--rm \ 
--volumes-from "$volume_from" \
-v "$basepath"/"$appname":/backups \
ubuntu \
tar cvzf /backups/"$appname"-data-"$datetime".tar.gz "$container_path"

## Now I use the s3cmd command to move that newly-created backup tar archive to my Digital Ocean spaces.
s3cmd -e put "$basepath"/"$appname"/"$appname"-data-"$datetime".tar.gz s3://scottie/"$appname"/

Automating the backup with a cronjob

Cron jobs are a way to automate any tasks you want to on a Linux system.

You can have fine-grained control over how often you want to run a task.

Although work with Linux’s cron scheduler is out of the context of this guide, I will share the setting I have for my Nextcloud backup, and a brief explanation of its configuration.

The command to edit what cron jobs are running on a Linux system, Ubuntu in my case, is:

crontab -e

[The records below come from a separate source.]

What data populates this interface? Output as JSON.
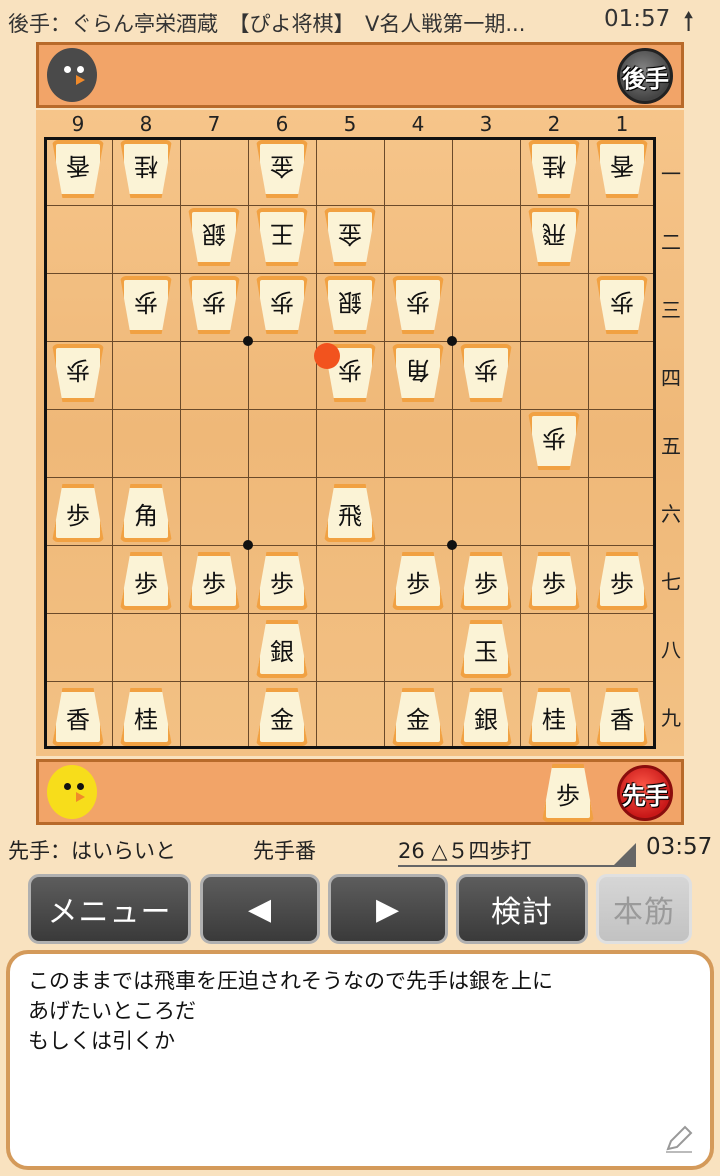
{
  "header": {
    "title": "後手：ぐらん亭栄酒蔵　【ぴよ将棋】　V名人戦第一期...",
    "gote_time": "01:57",
    "back_icon": "up-arrow-icon"
  },
  "gote_stand": {
    "avatar": "crow-avatar",
    "seal": "後手",
    "pieces": []
  },
  "sente_stand": {
    "avatar": "chick-avatar",
    "seal": "先手",
    "pieces": [
      "歩"
    ]
  },
  "board": {
    "col_labels": [
      "9",
      "8",
      "7",
      "6",
      "5",
      "4",
      "3",
      "2",
      "1"
    ],
    "row_labels": [
      "一",
      "二",
      "三",
      "四",
      "五",
      "六",
      "七",
      "八",
      "九"
    ],
    "last_move": "5四",
    "pieces": [
      {
        "file": 9,
        "rank": 1,
        "kind": "香",
        "side": "gote"
      },
      {
        "file": 8,
        "rank": 1,
        "kind": "桂",
        "side": "gote"
      },
      {
        "file": 6,
        "rank": 1,
        "kind": "金",
        "side": "gote"
      },
      {
        "file": 2,
        "rank": 1,
        "kind": "桂",
        "side": "gote"
      },
      {
        "file": 1,
        "rank": 1,
        "kind": "香",
        "side": "gote"
      },
      {
        "file": 7,
        "rank": 2,
        "kind": "銀",
        "side": "gote"
      },
      {
        "file": 6,
        "rank": 2,
        "kind": "王",
        "side": "gote"
      },
      {
        "file": 5,
        "rank": 2,
        "kind": "金",
        "side": "gote"
      },
      {
        "file": 2,
        "rank": 2,
        "kind": "飛",
        "side": "gote"
      },
      {
        "file": 8,
        "rank": 3,
        "kind": "歩",
        "side": "gote"
      },
      {
        "file": 7,
        "rank": 3,
        "kind": "歩",
        "side": "gote"
      },
      {
        "file": 6,
        "rank": 3,
        "kind": "歩",
        "side": "gote"
      },
      {
        "file": 5,
        "rank": 3,
        "kind": "銀",
        "side": "gote"
      },
      {
        "file": 4,
        "rank": 3,
        "kind": "歩",
        "side": "gote"
      },
      {
        "file": 1,
        "rank": 3,
        "kind": "歩",
        "side": "gote"
      },
      {
        "file": 9,
        "rank": 4,
        "kind": "歩",
        "side": "gote"
      },
      {
        "file": 5,
        "rank": 4,
        "kind": "歩",
        "side": "gote"
      },
      {
        "file": 4,
        "rank": 4,
        "kind": "角",
        "side": "gote"
      },
      {
        "file": 3,
        "rank": 4,
        "kind": "歩",
        "side": "gote"
      },
      {
        "file": 2,
        "rank": 5,
        "kind": "歩",
        "side": "gote"
      },
      {
        "file": 9,
        "rank": 6,
        "kind": "歩",
        "side": "sente"
      },
      {
        "file": 8,
        "rank": 6,
        "kind": "角",
        "side": "sente"
      },
      {
        "file": 5,
        "rank": 6,
        "kind": "飛",
        "side": "sente"
      },
      {
        "file": 8,
        "rank": 7,
        "kind": "歩",
        "side": "sente"
      },
      {
        "file": 7,
        "rank": 7,
        "kind": "歩",
        "side": "sente"
      },
      {
        "file": 6,
        "rank": 7,
        "kind": "歩",
        "side": "sente"
      },
      {
        "file": 4,
        "rank": 7,
        "kind": "歩",
        "side": "sente"
      },
      {
        "file": 3,
        "rank": 7,
        "kind": "歩",
        "side": "sente"
      },
      {
        "file": 2,
        "rank": 7,
        "kind": "歩",
        "side": "sente"
      },
      {
        "file": 1,
        "rank": 7,
        "kind": "歩",
        "side": "sente"
      },
      {
        "file": 6,
        "rank": 8,
        "kind": "銀",
        "side": "sente"
      },
      {
        "file": 3,
        "rank": 8,
        "kind": "玉",
        "side": "sente"
      },
      {
        "file": 9,
        "rank": 9,
        "kind": "香",
        "side": "sente"
      },
      {
        "file": 8,
        "rank": 9,
        "kind": "桂",
        "side": "sente"
      },
      {
        "file": 6,
        "rank": 9,
        "kind": "金",
        "side": "sente"
      },
      {
        "file": 4,
        "rank": 9,
        "kind": "金",
        "side": "sente"
      },
      {
        "file": 3,
        "rank": 9,
        "kind": "銀",
        "side": "sente"
      },
      {
        "file": 2,
        "rank": 9,
        "kind": "桂",
        "side": "sente"
      },
      {
        "file": 1,
        "rank": 9,
        "kind": "香",
        "side": "sente"
      }
    ]
  },
  "status": {
    "sente_player": "先手：はいらいと",
    "turn": "先手番",
    "move": "26 △５四歩打",
    "sente_time": "03:57"
  },
  "buttons": {
    "menu": "メニュー",
    "prev": "◀",
    "next": "▶",
    "analyze": "検討",
    "mainline": "本筋"
  },
  "comment": {
    "lines": [
      "このままでは飛車を圧迫されそうなので先手は銀を上に",
      "あげたいところだ",
      "もしくは引くか"
    ],
    "edit_icon": "pencil-icon"
  }
}
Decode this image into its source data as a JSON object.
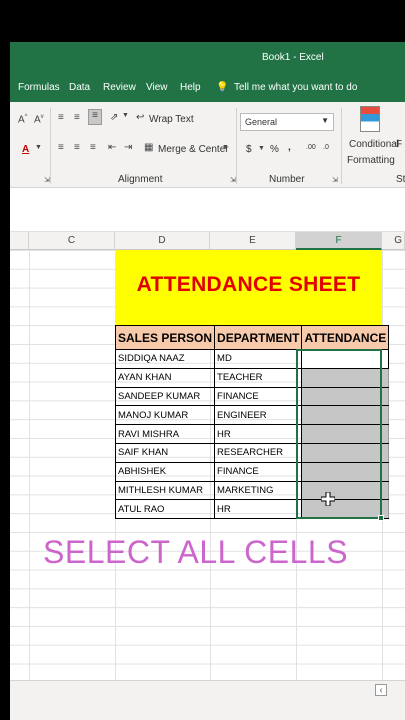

This will open up a temporary file to edit, which will get written to the actual cron file when saved — provided it is syntactically correct.

This is the setting I have in mine for my Nextcloud backup (it should all be on a single line):

10 3 * * 1,4 /home/david/backup-nextcloud >> /home/david/backups/backup-nextcloud.log

The numbers and asterisks are telling cron when the given command should run:

10th minute
3rd Hour
* Day of month (not relevant here)
* Month (not relevant here)
1st,4th Day of the Week (Monday and Thursday)

So my configuration there says it will run the /home/david/backup-nextcloud command every Monday and Thursday at 3:10am. It will then pipe the command’s output into my log file for my Nextcloud backups.

Decrypting your backups

Download the file from your Digital Ocean spaces account.

Go into the directory it is downloaded to and run the file command on the archive:

# For example
file nextcloud-data-2023-11-17-03-10-01.tar.gz

# You should get something like the following feedback:
nextcloud-data-2023-11-17-03-10-01.tar.gz: GPG symmetrically encrypted data (AES256 cipher)

You can decrypt the archive with the following command:

gpg --decrypt nextcloud-data-2023-11-17-03-10-01.tar.gz > nextcloud-backup.tar.gz

When you are prompted for a passphrase, enter the one you set up when configuring the s3cmd command previously.

You can now extract the archive and see your data:

tar -xzvf nextcloud-backup.tar.gz

The archive will be extracted into the current directory.